● About this task
Go over the data and copy out each line with "Twitter" in it.

● Excerpted records
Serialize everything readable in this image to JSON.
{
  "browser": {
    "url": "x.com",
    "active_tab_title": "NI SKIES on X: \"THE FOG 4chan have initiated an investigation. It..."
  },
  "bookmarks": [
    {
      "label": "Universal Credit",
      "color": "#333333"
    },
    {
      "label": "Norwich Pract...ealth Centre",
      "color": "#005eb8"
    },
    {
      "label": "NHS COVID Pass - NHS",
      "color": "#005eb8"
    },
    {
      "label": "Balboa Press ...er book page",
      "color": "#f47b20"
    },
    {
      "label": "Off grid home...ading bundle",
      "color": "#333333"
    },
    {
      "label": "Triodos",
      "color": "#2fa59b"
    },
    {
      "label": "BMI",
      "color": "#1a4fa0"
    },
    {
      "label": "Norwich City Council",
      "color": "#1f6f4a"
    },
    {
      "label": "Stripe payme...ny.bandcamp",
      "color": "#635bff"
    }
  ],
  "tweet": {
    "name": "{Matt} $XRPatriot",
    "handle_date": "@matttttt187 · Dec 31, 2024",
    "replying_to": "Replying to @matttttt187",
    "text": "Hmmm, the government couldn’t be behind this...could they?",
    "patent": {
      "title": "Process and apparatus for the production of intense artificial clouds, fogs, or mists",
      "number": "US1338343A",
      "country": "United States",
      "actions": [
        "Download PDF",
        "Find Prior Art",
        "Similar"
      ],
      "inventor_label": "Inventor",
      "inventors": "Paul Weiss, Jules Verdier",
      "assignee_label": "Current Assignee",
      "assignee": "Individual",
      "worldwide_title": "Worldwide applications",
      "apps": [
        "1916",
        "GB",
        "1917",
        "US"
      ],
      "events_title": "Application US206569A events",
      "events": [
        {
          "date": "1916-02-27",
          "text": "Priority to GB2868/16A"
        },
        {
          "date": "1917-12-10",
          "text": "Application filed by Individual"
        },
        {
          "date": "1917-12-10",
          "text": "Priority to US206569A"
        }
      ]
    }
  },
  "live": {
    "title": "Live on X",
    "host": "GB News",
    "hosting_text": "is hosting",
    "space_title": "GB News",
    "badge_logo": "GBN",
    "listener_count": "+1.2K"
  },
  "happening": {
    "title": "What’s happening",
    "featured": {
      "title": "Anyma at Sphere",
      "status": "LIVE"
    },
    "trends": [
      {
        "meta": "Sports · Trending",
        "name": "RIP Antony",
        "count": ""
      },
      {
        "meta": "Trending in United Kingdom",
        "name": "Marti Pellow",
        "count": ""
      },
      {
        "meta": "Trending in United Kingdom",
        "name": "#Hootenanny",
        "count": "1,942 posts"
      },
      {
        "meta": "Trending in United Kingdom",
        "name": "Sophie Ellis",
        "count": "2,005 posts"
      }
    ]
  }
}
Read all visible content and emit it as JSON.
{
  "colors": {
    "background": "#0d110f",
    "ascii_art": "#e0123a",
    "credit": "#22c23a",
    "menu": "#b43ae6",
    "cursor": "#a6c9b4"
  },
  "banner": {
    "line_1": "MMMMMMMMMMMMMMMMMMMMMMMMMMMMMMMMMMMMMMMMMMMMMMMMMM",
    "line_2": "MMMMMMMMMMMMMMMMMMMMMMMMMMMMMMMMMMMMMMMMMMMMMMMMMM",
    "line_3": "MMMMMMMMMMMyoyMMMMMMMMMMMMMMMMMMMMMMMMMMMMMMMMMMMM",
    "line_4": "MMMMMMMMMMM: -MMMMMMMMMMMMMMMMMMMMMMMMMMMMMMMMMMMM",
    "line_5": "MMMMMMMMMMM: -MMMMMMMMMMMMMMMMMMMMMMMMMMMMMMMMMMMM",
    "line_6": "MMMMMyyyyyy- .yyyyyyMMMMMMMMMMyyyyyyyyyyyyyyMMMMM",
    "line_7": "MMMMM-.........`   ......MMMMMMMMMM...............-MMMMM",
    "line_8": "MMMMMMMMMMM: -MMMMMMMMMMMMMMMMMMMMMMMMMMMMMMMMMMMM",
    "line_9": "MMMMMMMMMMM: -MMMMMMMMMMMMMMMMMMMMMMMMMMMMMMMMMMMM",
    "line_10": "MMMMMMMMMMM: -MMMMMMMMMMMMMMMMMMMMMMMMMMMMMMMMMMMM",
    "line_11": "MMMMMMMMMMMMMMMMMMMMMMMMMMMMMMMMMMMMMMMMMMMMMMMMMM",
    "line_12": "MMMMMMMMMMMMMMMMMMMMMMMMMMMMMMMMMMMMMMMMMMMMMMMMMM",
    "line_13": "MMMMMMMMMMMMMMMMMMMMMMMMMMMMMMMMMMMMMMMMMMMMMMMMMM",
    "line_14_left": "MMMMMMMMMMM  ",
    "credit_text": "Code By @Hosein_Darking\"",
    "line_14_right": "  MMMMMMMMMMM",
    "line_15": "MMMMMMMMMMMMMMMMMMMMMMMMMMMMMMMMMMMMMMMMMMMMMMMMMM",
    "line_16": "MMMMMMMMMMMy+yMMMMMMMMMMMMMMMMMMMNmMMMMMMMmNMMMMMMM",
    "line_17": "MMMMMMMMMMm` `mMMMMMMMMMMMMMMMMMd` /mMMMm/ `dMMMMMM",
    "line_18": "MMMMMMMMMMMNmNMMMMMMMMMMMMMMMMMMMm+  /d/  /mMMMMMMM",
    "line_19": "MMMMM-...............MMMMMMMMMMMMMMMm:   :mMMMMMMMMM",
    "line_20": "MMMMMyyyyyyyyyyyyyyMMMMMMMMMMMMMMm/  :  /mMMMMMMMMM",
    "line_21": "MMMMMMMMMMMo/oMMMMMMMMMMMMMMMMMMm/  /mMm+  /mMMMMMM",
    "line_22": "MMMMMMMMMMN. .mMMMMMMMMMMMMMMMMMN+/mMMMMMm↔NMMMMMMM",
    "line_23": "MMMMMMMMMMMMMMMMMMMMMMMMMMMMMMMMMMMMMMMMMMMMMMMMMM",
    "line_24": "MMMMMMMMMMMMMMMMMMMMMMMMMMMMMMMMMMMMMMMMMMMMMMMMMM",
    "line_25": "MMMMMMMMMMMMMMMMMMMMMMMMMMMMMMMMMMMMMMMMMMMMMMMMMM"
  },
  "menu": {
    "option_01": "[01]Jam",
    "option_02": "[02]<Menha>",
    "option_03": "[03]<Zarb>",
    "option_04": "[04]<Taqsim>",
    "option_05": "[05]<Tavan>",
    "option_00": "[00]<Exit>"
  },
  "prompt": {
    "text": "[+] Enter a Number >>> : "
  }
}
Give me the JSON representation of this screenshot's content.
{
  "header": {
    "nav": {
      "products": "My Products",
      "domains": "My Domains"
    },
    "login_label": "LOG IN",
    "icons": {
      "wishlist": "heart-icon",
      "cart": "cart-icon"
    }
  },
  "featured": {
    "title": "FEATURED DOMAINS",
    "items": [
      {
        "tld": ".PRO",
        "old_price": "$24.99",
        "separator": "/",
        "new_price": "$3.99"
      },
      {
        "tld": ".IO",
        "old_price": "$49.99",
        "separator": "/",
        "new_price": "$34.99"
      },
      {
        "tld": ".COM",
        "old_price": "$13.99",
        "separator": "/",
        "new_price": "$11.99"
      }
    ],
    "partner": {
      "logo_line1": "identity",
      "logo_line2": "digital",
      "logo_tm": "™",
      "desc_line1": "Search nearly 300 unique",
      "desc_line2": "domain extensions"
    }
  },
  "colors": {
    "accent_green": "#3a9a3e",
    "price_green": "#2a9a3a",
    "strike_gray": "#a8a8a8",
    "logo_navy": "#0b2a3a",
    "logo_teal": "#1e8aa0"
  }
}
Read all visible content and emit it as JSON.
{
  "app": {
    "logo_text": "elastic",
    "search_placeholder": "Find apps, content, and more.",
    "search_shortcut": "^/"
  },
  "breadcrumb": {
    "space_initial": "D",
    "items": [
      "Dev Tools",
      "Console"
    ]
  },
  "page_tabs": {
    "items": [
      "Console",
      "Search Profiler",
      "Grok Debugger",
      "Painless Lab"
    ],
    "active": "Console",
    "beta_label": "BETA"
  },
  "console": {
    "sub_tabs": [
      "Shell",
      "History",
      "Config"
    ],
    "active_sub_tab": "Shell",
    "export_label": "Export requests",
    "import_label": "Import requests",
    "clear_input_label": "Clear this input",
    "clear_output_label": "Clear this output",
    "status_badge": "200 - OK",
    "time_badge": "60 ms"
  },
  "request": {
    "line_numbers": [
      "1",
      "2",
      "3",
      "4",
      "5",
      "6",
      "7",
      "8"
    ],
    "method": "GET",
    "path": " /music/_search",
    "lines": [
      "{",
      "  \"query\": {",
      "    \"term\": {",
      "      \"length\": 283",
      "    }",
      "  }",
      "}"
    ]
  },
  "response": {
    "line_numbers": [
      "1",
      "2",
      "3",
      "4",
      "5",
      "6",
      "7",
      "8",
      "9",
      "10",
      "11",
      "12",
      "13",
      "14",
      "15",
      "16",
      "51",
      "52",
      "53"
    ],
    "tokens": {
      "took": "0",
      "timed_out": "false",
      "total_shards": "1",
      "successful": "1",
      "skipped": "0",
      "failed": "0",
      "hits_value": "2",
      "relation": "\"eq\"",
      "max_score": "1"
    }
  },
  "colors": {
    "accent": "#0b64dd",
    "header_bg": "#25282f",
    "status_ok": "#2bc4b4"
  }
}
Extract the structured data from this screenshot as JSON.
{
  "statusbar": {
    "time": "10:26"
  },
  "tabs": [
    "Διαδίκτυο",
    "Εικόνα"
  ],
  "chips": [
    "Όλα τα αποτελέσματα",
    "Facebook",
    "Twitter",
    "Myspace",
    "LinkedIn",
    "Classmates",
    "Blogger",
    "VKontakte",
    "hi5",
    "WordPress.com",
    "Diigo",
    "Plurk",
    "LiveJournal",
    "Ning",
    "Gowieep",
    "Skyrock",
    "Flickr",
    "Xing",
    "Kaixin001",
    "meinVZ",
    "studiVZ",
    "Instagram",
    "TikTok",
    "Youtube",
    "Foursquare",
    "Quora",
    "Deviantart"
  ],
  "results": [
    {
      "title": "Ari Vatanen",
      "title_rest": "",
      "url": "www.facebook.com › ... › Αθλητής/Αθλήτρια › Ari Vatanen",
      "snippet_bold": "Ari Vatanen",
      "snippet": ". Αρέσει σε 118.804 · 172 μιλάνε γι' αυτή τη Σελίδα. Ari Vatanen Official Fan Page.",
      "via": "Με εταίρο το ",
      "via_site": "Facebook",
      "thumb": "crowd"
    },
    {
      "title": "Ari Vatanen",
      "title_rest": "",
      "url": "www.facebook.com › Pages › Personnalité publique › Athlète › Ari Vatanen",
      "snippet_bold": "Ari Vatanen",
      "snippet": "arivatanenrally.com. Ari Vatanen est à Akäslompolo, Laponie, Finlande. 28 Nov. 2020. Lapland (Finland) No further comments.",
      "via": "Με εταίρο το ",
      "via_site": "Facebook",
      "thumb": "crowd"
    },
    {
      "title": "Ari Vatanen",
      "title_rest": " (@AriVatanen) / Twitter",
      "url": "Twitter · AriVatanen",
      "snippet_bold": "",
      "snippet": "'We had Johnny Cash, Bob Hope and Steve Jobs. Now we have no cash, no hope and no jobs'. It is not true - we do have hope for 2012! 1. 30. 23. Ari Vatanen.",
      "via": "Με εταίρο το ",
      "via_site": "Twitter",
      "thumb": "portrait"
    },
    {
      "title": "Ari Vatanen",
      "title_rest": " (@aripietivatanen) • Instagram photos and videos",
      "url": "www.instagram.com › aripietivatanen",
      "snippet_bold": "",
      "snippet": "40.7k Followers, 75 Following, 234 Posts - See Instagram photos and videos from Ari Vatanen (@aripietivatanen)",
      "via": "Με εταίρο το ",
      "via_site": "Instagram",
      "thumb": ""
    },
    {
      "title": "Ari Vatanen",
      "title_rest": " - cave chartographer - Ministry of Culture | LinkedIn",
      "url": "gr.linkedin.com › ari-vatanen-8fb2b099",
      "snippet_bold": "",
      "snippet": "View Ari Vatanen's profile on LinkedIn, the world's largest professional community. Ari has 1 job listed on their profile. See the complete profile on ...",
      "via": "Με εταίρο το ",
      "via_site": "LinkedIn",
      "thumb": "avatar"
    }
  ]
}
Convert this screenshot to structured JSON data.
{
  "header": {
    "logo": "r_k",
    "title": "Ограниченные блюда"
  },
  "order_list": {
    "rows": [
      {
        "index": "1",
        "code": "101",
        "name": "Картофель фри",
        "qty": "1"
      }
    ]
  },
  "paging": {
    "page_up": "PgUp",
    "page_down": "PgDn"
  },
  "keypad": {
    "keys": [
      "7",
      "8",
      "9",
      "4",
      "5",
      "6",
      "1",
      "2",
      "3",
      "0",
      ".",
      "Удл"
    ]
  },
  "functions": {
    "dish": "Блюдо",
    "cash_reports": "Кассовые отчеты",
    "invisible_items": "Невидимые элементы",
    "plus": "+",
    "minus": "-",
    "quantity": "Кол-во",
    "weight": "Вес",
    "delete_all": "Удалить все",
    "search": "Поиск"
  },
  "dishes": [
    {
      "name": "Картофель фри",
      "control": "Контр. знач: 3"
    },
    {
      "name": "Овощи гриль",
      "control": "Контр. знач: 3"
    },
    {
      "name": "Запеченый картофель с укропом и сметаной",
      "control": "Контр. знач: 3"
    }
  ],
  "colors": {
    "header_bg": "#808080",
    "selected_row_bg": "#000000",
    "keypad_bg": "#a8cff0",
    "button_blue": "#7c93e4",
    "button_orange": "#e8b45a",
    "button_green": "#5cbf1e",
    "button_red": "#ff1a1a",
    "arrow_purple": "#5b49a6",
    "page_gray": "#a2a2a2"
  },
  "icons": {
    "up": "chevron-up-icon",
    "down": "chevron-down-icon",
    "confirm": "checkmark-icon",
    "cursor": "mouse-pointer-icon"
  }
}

● Response box
    "Twitter",
      "title_rest": " (@AriVatanen) / Twitter",
      "url": "Twitter · AriVatanen",
      "via_site": "Twitter",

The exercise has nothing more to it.